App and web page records

===============

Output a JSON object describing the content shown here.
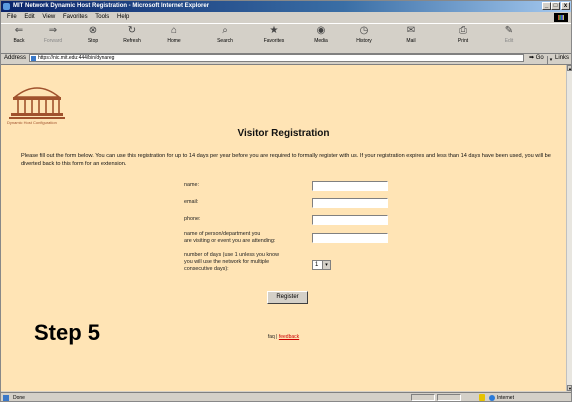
{
  "window": {
    "title": "MIT Network Dynamic Host Registration - Microsoft Internet Explorer",
    "controls": [
      "_",
      "□",
      "x"
    ]
  },
  "menu": [
    "File",
    "Edit",
    "View",
    "Favorites",
    "Tools",
    "Help"
  ],
  "toolbar": {
    "back": "Back",
    "forward": "Forward",
    "stop": "Stop",
    "refresh": "Refresh",
    "home": "Home",
    "search": "Search",
    "favorites": "Favorites",
    "media": "Media",
    "history": "History",
    "mail": "Mail",
    "print": "Print",
    "edit": "Edit"
  },
  "address": {
    "label": "Address",
    "url": "https://nic.mit.edu:444/bin/dynareg",
    "go": "Go",
    "links": "Links"
  },
  "page": {
    "logo_caption": "Dynamic Host Configuration",
    "heading": "Visitor Registration",
    "intro": "Please fill out the form below. You can use this registration for up to 14 days per year before you are required to formally register with us. If your registration expires and less than 14 days have been used, you will be diverted back to this form for an extension.",
    "fields": {
      "name": "name:",
      "email": "email:",
      "phone": "phone:",
      "person_line1": "name of person/department you",
      "person_line2": "are visiting or event you are attending:",
      "days_line1": "number of days (use 1 unless you know",
      "days_line2": "you will use the network for multiple",
      "days_line3": "consecutive days):"
    },
    "days_value": "1",
    "register_button": "Register",
    "faq": "faq",
    "faq_sep": " | ",
    "feedback": "feedback"
  },
  "overlay": {
    "step": "Step 5"
  },
  "status": {
    "done": "Done",
    "zone": "Internet"
  },
  "colors": {
    "page_background": "#ffe4b5",
    "titlebar": "#0a246a",
    "link": "#cc0000"
  }
}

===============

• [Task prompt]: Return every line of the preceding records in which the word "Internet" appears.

• [Exercise response]:
    "title": "MIT Network Dynamic Host Registration - Microsoft Internet Explorer",
    "zone": "Internet"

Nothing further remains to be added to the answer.